Because legitimate numbers can be compromised to originate calls, advanced call analytics can be a huge assistance in detecting changes in calling patterns. These analytics establish a well-defined baseline of what is categorized as “normal” traffic based on when and where a call originates.
Some solutions also provide reputation scores to decide whether a call is illegitimate or not. Much like FICO scores, which measures consumer credit risk, a reputation score measures caller intent and the likelihood of whether the calls are fraudulent, telemarketing or nuisance calls. The higher the score, the more reputable the call is likely to be and the more likely it will be allowed to proceed.
However, many calls may have reputation scores between these two outcomes and should be given special call validation treatment options. For these calls, service providers have a few different call validation treatment options to consider:
- Route to an announcement indicating the call cannot be completed at this time
- Divert to a voice mail system
- Route to a "CAPTCHA" system that will play an announcement asking the calling party to respond to instructions (i.e. entering a specific set of digits) if they want the call to proceed
- Alter the Calling Name display to "Potential SPAM" to give the terminating party enough information to decide whether to answer or not answer a call

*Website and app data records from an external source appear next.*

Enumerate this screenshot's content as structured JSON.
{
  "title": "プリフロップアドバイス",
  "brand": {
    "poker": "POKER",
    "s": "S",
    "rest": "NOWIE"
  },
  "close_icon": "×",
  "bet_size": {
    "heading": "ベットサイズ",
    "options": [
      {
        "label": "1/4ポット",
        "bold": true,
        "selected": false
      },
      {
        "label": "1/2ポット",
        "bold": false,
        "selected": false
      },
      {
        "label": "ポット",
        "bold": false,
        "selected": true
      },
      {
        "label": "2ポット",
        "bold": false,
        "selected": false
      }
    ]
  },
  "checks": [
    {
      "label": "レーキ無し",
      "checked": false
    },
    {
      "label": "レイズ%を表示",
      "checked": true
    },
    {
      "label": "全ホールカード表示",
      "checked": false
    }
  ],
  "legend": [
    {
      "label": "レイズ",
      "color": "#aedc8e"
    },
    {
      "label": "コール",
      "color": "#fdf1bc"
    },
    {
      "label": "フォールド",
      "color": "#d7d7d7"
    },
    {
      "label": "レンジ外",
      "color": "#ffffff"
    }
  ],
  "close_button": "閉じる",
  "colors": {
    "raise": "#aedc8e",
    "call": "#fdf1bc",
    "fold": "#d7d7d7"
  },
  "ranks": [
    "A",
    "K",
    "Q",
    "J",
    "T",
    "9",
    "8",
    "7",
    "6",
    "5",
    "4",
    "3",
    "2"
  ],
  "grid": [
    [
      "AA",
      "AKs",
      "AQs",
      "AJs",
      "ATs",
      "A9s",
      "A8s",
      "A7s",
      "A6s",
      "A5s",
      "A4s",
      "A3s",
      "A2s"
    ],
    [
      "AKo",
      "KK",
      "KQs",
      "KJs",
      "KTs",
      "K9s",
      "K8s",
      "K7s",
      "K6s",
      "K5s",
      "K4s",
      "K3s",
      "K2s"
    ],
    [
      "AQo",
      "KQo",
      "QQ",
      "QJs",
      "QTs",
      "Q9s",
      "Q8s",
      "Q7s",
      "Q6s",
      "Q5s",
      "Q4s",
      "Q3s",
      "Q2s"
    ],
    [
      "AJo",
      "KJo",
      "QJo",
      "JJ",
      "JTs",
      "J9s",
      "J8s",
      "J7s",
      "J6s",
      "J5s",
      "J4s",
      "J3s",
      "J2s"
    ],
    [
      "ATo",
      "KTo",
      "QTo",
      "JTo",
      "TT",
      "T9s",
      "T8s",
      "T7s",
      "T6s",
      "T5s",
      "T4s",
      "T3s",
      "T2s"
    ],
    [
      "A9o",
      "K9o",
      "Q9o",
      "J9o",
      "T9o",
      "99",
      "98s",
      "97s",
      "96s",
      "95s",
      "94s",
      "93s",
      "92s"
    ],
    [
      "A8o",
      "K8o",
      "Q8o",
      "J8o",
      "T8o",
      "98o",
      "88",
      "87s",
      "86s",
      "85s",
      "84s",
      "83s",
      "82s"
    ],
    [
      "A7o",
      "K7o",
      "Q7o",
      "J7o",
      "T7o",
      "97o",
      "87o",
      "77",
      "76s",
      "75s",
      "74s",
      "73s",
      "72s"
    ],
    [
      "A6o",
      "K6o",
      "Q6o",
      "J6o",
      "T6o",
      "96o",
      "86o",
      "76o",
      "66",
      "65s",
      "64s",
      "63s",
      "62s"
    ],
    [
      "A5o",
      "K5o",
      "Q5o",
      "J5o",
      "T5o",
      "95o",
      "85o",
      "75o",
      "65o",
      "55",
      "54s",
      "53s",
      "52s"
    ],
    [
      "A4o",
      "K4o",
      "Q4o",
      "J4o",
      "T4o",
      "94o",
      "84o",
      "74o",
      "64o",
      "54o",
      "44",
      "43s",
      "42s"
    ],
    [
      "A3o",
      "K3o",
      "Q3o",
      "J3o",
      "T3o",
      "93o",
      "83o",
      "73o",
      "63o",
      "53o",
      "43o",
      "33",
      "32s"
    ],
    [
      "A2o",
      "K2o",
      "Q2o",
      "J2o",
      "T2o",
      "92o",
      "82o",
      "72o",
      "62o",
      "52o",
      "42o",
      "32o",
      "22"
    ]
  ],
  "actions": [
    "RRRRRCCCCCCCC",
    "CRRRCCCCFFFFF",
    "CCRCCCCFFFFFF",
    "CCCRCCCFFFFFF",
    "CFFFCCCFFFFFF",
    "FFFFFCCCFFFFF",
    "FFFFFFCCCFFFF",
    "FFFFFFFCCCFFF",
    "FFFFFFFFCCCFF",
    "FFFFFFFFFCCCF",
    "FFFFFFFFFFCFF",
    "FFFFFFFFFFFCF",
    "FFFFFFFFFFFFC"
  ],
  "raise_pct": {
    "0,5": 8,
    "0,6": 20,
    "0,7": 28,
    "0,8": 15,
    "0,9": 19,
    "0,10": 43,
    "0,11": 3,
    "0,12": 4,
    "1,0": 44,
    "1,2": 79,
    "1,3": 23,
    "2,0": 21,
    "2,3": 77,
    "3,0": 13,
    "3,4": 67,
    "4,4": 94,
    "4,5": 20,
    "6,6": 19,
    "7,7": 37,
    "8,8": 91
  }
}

What’s the importance of trust context?
Trust context measures the match between the call origination information and how the call enters the terminating service provider’s network. To understand trust context, providers need to know about the originator’s location, where the call enters the network, and other information they already have about the originating caller.
For example, if the call is coming from a known subscriber on a local network interface, the calls should always be verified as trusted. On the other hand, if that same call came in from another carrier, it has likely been spoofed.
Following these guidelines will ensure that providers who are still finalizing their plans, as well as those who are looking to improve their existing plans, will meet the requirements for the FCC’s mandate. However, the industry’s collective efforts to restore trust in the network should not stop there. While STIR-SHAKEN standards, call analytics, and reputation scoring will go a long way in helping combat robocalling, there’s still much to do to decrease fraudulent calling. It’s on the communications industry as a whole to continue to share ideas on how to work together to resolve one of the biggest problems facing our market today.